Put your wrapped disks into the fridge for at least an hour!

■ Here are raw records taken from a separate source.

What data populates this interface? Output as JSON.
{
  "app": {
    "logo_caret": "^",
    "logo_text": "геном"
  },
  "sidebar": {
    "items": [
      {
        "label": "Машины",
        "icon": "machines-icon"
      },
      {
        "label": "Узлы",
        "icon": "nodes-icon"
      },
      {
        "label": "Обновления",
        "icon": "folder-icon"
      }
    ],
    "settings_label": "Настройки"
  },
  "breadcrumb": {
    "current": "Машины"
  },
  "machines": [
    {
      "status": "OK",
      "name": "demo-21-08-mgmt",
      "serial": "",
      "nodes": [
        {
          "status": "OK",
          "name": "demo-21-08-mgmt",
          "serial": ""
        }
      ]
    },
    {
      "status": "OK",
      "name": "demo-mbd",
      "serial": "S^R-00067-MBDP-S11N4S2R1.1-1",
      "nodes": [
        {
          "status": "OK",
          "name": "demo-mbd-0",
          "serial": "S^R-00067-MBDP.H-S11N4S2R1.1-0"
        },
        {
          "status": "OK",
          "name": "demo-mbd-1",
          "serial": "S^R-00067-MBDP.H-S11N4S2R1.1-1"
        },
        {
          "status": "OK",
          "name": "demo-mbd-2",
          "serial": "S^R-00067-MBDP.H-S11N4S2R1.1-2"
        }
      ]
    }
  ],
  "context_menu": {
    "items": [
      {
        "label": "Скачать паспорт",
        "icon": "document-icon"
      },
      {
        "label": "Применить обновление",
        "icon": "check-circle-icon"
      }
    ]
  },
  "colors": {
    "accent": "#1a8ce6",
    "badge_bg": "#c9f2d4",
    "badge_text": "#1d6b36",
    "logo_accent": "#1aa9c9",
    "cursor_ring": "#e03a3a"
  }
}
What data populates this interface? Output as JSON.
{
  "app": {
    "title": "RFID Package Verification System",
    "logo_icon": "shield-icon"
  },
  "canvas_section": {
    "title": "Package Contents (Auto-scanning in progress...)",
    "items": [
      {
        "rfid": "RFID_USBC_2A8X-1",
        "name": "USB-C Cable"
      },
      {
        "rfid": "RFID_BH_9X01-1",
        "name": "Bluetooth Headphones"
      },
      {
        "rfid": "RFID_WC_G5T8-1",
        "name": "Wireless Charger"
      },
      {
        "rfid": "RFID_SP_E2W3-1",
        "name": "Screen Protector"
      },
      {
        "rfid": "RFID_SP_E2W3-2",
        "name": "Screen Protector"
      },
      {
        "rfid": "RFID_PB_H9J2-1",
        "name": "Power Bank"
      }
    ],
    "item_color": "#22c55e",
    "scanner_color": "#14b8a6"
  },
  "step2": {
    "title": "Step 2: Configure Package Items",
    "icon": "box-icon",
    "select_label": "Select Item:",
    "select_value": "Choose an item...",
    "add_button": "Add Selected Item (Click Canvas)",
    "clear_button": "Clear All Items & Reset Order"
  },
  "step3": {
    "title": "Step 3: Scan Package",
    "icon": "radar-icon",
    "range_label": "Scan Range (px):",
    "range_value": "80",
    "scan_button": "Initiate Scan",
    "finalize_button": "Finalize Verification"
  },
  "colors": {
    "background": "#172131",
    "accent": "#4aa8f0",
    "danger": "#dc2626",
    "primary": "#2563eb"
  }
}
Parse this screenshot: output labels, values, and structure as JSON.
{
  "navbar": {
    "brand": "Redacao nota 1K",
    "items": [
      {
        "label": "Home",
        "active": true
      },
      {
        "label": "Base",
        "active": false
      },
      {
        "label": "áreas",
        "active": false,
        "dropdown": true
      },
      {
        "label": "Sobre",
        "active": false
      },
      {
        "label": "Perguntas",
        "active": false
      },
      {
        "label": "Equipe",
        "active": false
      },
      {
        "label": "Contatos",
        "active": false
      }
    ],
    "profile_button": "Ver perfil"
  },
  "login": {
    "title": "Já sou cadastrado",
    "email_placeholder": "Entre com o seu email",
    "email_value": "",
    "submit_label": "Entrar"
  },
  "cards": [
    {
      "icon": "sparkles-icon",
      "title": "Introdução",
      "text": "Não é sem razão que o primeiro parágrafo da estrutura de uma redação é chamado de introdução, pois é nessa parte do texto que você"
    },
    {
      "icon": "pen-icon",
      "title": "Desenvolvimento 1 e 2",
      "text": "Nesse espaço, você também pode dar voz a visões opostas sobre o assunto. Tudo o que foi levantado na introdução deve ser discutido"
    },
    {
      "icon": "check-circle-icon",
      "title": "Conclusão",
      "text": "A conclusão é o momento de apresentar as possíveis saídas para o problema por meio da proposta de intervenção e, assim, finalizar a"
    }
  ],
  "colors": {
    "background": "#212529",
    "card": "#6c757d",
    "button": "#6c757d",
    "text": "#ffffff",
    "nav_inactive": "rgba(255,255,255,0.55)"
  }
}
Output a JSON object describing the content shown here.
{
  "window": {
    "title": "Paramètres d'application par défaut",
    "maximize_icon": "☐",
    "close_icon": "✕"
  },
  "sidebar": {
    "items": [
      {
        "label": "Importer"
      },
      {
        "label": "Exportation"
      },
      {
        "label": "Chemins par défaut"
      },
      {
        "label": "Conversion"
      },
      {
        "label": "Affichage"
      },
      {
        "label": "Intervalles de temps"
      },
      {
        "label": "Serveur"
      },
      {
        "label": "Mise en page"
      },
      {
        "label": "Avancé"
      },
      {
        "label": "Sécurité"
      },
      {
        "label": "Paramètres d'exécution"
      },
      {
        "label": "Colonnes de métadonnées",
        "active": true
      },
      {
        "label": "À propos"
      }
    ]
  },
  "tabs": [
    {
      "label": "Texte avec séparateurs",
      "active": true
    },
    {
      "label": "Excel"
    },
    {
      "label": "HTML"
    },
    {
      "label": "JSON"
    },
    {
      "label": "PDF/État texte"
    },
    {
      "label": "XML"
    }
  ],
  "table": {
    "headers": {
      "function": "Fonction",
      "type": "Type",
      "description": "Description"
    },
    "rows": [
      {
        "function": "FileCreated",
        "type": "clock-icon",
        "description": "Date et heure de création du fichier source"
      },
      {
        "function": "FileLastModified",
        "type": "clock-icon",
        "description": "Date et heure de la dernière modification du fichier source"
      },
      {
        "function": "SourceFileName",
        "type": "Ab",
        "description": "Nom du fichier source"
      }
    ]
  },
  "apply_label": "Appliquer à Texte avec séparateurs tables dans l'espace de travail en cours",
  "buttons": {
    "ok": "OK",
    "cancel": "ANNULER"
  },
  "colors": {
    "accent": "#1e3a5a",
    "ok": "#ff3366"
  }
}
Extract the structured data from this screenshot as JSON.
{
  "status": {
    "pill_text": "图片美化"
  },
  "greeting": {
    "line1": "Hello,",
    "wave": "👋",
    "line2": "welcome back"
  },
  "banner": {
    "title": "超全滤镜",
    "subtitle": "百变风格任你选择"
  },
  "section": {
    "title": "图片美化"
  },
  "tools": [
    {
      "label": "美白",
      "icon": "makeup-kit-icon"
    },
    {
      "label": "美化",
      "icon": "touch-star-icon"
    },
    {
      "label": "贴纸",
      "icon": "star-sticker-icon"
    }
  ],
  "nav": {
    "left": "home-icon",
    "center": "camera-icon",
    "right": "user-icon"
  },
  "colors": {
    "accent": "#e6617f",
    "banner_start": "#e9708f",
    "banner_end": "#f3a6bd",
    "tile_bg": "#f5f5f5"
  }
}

These also freeze really well for future use.

See Holiday Pie entry for further inspiration.

That’s it for now.

xo,

The Gentleman Caller

PERFECT PIE CRUST